## DATA TO USE
[Start of section]

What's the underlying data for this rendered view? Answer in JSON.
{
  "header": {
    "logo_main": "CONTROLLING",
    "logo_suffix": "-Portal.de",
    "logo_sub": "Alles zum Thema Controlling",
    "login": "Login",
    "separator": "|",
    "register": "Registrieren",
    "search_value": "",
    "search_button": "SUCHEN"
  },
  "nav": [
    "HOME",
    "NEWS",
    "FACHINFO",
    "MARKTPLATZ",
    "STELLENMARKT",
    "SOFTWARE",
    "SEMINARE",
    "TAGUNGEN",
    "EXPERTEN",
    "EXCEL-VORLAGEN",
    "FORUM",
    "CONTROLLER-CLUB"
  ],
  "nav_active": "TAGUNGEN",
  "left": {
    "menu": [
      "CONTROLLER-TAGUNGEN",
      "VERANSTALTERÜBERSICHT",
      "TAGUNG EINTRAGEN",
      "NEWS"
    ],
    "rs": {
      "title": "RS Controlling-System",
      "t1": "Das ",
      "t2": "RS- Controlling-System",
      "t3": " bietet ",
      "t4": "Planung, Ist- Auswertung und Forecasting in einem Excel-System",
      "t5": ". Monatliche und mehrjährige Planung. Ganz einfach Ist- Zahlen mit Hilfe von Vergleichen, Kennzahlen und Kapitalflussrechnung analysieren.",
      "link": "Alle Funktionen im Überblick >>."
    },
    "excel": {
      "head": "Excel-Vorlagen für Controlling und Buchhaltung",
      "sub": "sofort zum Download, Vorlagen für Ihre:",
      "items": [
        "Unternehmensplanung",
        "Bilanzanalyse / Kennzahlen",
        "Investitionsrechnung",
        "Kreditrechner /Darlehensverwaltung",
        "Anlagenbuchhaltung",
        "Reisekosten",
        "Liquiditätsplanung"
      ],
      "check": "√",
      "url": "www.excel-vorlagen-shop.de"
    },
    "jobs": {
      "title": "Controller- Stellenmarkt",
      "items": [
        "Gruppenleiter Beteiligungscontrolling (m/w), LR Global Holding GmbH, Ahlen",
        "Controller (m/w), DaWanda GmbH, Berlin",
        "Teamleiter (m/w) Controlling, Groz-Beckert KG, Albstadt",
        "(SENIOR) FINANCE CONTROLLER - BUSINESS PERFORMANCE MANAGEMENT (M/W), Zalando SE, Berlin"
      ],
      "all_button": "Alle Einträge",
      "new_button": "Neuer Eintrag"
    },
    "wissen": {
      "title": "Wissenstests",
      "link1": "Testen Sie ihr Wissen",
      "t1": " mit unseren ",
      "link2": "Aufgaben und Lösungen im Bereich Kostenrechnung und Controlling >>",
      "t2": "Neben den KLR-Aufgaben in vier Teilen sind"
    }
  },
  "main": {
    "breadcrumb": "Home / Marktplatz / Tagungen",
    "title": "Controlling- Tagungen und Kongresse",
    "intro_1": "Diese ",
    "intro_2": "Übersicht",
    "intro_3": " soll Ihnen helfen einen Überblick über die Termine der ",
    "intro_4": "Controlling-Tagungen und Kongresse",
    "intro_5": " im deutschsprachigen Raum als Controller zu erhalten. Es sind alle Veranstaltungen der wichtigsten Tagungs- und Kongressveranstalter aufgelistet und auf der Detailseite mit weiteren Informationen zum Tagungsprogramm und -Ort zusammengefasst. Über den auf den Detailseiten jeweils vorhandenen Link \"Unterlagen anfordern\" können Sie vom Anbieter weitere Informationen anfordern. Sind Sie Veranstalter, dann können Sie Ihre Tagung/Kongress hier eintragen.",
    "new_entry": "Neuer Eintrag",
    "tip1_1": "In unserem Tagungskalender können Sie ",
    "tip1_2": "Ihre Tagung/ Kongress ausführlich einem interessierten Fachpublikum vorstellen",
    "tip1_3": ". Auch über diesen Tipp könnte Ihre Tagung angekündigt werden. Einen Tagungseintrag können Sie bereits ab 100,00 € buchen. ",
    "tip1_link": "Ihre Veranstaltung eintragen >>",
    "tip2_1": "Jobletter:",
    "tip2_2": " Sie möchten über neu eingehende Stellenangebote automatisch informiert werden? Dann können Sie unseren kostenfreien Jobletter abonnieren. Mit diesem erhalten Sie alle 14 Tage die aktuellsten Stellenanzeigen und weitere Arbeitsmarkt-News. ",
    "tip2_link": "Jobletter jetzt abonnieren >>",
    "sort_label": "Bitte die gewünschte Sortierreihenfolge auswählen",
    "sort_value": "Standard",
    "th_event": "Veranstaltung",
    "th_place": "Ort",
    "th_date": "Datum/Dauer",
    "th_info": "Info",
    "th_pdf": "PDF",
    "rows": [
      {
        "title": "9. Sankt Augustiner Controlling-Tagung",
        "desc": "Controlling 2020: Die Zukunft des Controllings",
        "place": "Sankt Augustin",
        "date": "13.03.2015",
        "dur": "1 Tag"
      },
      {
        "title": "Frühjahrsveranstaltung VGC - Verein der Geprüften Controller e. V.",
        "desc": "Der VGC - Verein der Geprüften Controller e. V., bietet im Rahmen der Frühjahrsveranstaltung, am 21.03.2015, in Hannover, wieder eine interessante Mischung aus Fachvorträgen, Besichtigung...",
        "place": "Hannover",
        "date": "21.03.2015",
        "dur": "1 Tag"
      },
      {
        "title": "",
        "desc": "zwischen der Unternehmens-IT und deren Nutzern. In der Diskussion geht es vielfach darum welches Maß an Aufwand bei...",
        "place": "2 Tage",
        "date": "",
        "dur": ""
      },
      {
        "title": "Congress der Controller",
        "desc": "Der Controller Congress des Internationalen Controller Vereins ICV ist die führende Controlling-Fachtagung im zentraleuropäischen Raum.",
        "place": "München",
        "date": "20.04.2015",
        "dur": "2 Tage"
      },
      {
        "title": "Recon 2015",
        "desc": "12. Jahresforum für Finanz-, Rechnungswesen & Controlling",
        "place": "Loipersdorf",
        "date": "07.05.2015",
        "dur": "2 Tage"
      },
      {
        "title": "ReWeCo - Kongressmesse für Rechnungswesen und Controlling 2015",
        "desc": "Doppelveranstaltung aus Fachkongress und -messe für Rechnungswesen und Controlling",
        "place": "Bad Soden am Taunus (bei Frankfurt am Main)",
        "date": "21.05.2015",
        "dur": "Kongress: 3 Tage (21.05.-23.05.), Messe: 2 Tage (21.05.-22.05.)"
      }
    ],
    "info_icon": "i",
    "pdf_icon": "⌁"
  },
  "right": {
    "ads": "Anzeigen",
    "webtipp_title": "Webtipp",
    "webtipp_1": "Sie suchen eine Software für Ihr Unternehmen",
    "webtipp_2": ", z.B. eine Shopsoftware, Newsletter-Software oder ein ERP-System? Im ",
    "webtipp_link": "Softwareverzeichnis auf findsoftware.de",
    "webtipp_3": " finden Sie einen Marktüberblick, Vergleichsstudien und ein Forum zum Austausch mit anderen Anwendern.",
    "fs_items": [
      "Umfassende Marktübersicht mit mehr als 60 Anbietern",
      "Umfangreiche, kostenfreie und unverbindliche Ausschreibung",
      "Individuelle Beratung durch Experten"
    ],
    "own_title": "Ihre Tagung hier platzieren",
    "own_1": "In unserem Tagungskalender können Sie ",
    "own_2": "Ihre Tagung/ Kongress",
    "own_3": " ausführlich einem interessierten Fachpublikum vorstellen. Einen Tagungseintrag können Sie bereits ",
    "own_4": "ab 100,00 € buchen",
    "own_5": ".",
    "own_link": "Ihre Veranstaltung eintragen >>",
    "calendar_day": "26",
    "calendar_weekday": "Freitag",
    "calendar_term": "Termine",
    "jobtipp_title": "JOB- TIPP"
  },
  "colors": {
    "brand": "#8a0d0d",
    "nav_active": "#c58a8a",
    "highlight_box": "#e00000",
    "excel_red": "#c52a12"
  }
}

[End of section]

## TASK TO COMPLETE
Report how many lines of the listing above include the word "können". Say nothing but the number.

## WRITTEN ANSWER
6